Now that the awards season is over, it’s time to get back to judging films on their own merits, rather than creating artificial battles.

You have got to hand it to Mark Johnson who runs the foreign language committee of the Academy Of Motion Picture Arts & Sciences. In the last few years, he has reconfigured the structure and voting systems of the foreign language Oscar category in an attempt to avoid further embarrassing omissions like Four Months, Three Weeks And Two Daysand Gomorrah.
This year, the five nominees were a respectable bunch. The process appeared to work and the two films which had emerged in Cannes last year as the films to beat – Michael Haneke’s masterpiece The White Ribbon and Jacques Audiard’s instant classic A Prophet – both made the cut.
But once the films are nominated, it’s up to the Academy voters or at least the voters who have seen all five nominated films. And they can never be relied on to go with the flow.
So to this year’s surprise winner which was neither The White Ribbon or A Prophet. The trophy went to Juan Jose Campanella’s Argentinian drama The Secret in Their Eyes, a sort of police procedural-meets-unrequited love story starring the marvelous Ricardo Darin. It’s an elegant film which glides along at a leisurely pace and has a certain old-fashioned style, but will it be remembered in five, ten or 20 years’ time?

Will it go down as one of the great world cinema films of our day? Will it spawn imitators and inspire young film-makers to take risks and create grand, ambitious, socially relevant cinema? I suspect not.
The White Ribbon and A Prophet both will.

Venerable UK critic Derek Malcolm this week berated the Academy voters for “their capacity to get this particular award badly wrong.”

But if the increasing eccentricity of the foreign language Oscar category only serves to alienate it from the very world it purports to represent, there are weirdnesses on the European side as well.

The spectacular Oscar wins of The Hurt Locker spawned a bizarrely apologetic statement this week from Paolo Baratta, president of the Venice Biennale where Kathryn Bigelow’s film had its world premiere in September 2008.

Signore Baratta expressed delight with the film’s Oscar success and went on to rue the fact it left Venice empty-handed . “Naturally, we are sorry that The Hurt Locker did not win an award in Venice, but we must abide by the principle of the independence of international juries which is a fundamental tenet for all great film festivals.”

How curious that the head of one of the world’s great film festivals would express regrets 18 months after the fact that The Hurt Locker didn’t win any awards, as if to suggest that the Oscars got it right and his jury, headed that year by Wim Wenders and including Johnnie To, Lucrecia Martel and John Landis, somehow got it wrong. Wenders and company gave the Golden Lion to Darren Aronofksy’s The Wrestler and didn’t deem The Hurt Locker strong enough to win any of the other awards either.

The conclusion, if any, of these musings, is: Thank God awards season is over. It’s that peculiar three months when artificial battles are created between films which shouldn’t be compared in the first place.

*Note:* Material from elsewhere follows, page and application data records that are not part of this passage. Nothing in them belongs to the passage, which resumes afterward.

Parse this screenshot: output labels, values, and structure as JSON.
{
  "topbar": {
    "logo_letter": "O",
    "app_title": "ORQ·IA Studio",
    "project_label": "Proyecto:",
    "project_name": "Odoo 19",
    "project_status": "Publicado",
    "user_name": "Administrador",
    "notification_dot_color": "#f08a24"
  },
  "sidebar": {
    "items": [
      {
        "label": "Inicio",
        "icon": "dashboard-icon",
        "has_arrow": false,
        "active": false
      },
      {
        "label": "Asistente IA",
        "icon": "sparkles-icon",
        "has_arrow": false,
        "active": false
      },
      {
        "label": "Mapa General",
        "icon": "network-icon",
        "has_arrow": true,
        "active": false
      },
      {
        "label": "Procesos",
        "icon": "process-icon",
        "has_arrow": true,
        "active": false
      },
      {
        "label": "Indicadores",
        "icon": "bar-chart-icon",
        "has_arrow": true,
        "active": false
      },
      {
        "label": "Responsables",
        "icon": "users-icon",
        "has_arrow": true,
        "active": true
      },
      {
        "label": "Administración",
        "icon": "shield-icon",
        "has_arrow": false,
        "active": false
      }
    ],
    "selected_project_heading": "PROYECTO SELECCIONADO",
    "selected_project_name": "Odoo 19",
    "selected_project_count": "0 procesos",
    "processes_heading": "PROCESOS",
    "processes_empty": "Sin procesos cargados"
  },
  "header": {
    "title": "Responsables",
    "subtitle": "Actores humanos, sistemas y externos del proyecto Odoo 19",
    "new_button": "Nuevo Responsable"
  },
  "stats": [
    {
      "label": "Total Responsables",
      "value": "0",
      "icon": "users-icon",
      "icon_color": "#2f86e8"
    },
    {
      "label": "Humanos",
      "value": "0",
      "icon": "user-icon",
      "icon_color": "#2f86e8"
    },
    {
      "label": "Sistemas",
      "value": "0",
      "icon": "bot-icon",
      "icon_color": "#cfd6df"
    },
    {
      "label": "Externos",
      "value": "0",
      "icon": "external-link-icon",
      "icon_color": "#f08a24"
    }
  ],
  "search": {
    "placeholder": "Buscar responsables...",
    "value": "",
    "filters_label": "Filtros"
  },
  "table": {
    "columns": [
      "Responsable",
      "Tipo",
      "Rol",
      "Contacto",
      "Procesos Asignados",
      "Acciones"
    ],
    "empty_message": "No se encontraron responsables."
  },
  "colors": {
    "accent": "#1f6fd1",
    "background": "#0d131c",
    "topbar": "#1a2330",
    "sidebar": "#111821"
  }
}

The Secret In Their Eyes is as different from The White Ribbon and A Prophet, as those films are different from each other.

Similarly it’s pointless to compare The Hurt Locker with The Wrestler or its Oscar sparring partner Avatar.The Hurt Locker sold $14m worth of tickets in North America, Avatar has so far sold over $720m. Does that make Avatar a better film? Or does the best picture Oscar mean The Hurt Locker is better? But does the Golden Lion (The Wrestler) gazump the best picture Oscar?

There are, of course, no answers to these questions. Film is the ultimate subjective medium and one person’s masterpiece is another’s dog.

It’s a competitive business and everyone loves a contest, but the contest is over and we can now get back to judging films on their own merits and not how they stack up next to other films. At least until Cannes…